Liam nodded and pointed. “There go the last of the French troops, most likely the demolition team, and there – on horseback – that must be the commander. Not much chance we’ll catch them now.”
General Forbes, unable to sleep, was drinking a concoction of ground hartshorn mixed in beer, a mixture his surgeon suggested. While unsure how much good the drink was doing him, it was certainly better than being bled, or purged. He had the mug to his lips when the first explosion surprised him, the mug falling from his grasp and spilling on his blanket. “God’s bollocks, the French bastard blew the fort,” he said to the doctor, “go find Colonel Washington. I need to know the extent of the damage, and the whereabouts of the French.”
Washington and a platoon of infantry crossed the Allegheny, and met up with Liam’s patrol. He saw Liam conferring with Wahta and Markus, who then ran in the direction taken by the French away from the fort. “Well, Colonel, that surely was a rude way to wake up. Two Birds told me this might happen, but I thought the French would at least put up a fight.”
“From what I can see,” replied Washington, “most of the fort itself is burning, though there are some buildings outside the walls that are still standing. I hope your friend Two Birds made it out of there.”
“Climb on down from your horse, Colonel, sir,” said Sergeant Mulhern, “I have the boys making coffee, and it will be a while before Wahta and Markus return with news of the French.”
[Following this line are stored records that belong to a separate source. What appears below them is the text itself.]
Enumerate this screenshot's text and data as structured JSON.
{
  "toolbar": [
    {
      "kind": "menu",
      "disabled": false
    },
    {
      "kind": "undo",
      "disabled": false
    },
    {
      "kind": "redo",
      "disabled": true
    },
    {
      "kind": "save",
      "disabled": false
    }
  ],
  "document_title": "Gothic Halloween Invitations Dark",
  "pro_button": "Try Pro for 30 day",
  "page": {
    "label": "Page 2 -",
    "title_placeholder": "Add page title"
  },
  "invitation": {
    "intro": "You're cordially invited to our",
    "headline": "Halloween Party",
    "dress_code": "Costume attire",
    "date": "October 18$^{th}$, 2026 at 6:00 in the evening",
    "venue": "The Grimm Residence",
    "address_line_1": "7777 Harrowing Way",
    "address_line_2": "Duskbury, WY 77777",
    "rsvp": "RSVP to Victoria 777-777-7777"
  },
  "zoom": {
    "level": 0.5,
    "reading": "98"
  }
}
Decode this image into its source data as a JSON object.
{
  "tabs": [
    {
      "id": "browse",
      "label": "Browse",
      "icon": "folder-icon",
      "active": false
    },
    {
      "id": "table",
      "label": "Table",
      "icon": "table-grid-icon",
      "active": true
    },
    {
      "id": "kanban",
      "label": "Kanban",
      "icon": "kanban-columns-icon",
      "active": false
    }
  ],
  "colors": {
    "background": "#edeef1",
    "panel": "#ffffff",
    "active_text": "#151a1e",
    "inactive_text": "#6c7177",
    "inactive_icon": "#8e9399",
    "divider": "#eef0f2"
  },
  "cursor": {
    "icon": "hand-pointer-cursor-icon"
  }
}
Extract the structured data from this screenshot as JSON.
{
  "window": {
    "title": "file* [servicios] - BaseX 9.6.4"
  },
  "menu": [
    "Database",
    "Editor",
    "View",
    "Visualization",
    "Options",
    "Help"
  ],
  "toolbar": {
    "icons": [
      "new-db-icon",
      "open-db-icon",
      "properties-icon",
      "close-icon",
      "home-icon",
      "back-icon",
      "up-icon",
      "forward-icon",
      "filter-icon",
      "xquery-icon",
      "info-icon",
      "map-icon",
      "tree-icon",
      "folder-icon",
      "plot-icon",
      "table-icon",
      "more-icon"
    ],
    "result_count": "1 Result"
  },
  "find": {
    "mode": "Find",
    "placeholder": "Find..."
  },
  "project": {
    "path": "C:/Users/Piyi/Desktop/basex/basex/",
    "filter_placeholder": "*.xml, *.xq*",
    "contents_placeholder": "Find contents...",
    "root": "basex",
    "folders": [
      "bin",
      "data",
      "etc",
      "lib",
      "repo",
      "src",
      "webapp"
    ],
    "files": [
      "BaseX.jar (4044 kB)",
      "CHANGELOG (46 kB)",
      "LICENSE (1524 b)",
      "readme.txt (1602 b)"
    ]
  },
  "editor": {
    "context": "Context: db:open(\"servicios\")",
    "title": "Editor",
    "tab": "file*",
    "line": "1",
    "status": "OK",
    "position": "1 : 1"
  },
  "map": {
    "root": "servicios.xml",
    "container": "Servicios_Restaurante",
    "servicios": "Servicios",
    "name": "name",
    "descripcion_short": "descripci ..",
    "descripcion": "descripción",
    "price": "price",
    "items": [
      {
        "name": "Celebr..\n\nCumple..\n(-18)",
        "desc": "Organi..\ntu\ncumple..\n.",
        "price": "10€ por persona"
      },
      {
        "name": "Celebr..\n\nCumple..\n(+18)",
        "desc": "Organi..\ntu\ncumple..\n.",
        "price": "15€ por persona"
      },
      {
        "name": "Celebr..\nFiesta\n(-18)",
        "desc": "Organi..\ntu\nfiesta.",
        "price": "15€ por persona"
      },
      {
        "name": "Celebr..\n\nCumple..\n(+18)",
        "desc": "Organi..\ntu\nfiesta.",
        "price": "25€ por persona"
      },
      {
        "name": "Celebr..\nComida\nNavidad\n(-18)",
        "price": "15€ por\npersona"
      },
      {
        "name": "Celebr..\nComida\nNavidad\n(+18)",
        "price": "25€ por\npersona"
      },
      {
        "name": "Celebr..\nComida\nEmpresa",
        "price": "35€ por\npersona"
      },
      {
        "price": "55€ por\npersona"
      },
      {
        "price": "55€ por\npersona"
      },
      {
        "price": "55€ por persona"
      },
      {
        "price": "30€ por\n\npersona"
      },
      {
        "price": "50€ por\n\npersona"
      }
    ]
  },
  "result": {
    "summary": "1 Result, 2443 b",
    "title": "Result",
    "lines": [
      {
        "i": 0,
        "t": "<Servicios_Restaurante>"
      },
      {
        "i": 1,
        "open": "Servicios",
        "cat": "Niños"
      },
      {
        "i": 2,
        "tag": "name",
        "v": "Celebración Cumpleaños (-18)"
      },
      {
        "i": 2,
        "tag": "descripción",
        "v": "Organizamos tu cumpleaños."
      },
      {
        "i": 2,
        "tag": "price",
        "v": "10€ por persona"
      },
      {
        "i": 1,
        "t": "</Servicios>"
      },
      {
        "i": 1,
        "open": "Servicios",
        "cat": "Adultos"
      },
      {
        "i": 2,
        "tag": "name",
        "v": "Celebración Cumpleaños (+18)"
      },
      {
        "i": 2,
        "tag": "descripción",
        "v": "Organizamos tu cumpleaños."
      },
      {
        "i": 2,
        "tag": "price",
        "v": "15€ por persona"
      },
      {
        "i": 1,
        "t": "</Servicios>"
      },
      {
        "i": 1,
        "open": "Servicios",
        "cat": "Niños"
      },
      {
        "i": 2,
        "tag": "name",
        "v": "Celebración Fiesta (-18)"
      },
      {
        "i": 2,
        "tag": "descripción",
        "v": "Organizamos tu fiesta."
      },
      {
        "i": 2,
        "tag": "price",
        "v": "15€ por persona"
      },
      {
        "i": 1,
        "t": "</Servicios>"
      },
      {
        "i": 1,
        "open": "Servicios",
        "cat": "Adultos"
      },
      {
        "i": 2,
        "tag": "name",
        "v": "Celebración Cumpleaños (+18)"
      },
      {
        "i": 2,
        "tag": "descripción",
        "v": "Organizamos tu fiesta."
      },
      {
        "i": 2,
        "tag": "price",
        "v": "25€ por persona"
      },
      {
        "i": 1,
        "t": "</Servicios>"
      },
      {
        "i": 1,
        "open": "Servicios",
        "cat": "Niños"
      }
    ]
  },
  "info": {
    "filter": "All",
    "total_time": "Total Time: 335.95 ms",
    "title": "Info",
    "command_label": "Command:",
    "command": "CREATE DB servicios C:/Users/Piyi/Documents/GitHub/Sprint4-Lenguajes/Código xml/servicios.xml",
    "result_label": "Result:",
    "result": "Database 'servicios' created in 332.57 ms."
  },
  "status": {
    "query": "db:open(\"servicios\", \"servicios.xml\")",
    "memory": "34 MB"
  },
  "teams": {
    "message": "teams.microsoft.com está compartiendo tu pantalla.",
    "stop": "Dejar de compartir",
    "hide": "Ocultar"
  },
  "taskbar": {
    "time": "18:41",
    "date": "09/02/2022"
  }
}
Liam held the halter while the Colonel clambered out of the saddle. “I wouldn’t be worrying too much about old Two Birds. I’m guessing the rascal will be there to greet us in the morning, probably draped in a Union Jack.”
This elicited a chuckle from Washington. “I look forward to making his acquaintance.”
Wahta returned two hours later, bearing the bloody body of Markus in his arms. He laid him gently down, and said only, “Huritt.” Daniel and Liam looked at the scalped and mutilated form of their friend. Tears streamed down Daniel’s face, but Liam stood like a stone, his face a mask of hatred.
“What happened?” growled Liam.
Wahta met Liam’s eyes. “We split up when we reached the trees. I went ahead, to see if I could find the beginning of the French soldiers. Markus stayed behind, to see if others were lagging. I was on my way back when I heard him scream. Huritt had followed us, and taken Markus by surprise. When I saw Huritt, he was scalping Markus. He saw me, but disappeared into the shadows, waving the scalp in triumph before I could take a shot at him. I am sorry, brother.”
Washington came over, knelt, and covered the body with a blanket. He looked at Wahta, and asked, “What about the French?”
“They are too far away for pursuit. They are moving quickly toward Fort Machault.”
General Forbes arrived at the ruins of the fort in the morning, the dysentery having kept him up most of the night. “Gentlemen, we will need to rebuild this fort. It is the key to controlling the Ohio, but it is too late in the season for the entire army to stay here. Therefore, I will return to Ligonier with most of the troops. Those who stay will start building Fort Pitt. Colonel Washington, I must ask you to make all possible speed, and take the news of our victory to Philadelphia. Please take what men you need. Now, if you will excuse me, gentlemen, I feel my strength ebbing, and desire to sleep.”
Washington looked at Liam and Daniel, and said, “I would have you, along with Sergeant Mulhern and Wahta, accompany me back East.” Liam made to protest – his desire was to follow Huritt – but Washington forestalled his response with a hand on Liam’s shoulder, “I know how badly you want to catch up with that Shawnee, but I need your skills with me. The war is not over yet; there are still battles to be fought.”
Liam grasped Washington’s hand, and with one last look at his friend’s body, replied, “I will go with you.”